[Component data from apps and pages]
┄┄┄┄┄┄┄┄┄┄┄┄┄┄┄┄┄┄┄┄

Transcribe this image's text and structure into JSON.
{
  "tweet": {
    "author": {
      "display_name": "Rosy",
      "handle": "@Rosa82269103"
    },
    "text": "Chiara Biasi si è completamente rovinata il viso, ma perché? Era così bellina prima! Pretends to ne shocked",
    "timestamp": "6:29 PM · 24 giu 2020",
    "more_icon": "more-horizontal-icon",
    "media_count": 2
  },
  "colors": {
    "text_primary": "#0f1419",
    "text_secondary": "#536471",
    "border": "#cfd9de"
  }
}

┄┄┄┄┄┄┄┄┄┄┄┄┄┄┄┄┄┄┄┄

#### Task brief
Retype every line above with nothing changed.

#### Response box
Transcribe this image's text and structure into JSON.
{
  "tweet": {
    "author": {
      "display_name": "Rosy",
      "handle": "@Rosa82269103"
    },
    "text": "Chiara Biasi si è completamente rovinata il viso, ma perché? Era così bellina prima! Pretends to ne shocked",
    "timestamp": "6:29 PM · 24 giu 2020",
    "more_icon": "more-horizontal-icon",
    "media_count": 2
  },
  "colors": {
    "text_primary": "#0f1419",
    "text_secondary": "#536471",
    "border": "#cfd9de"
  }
}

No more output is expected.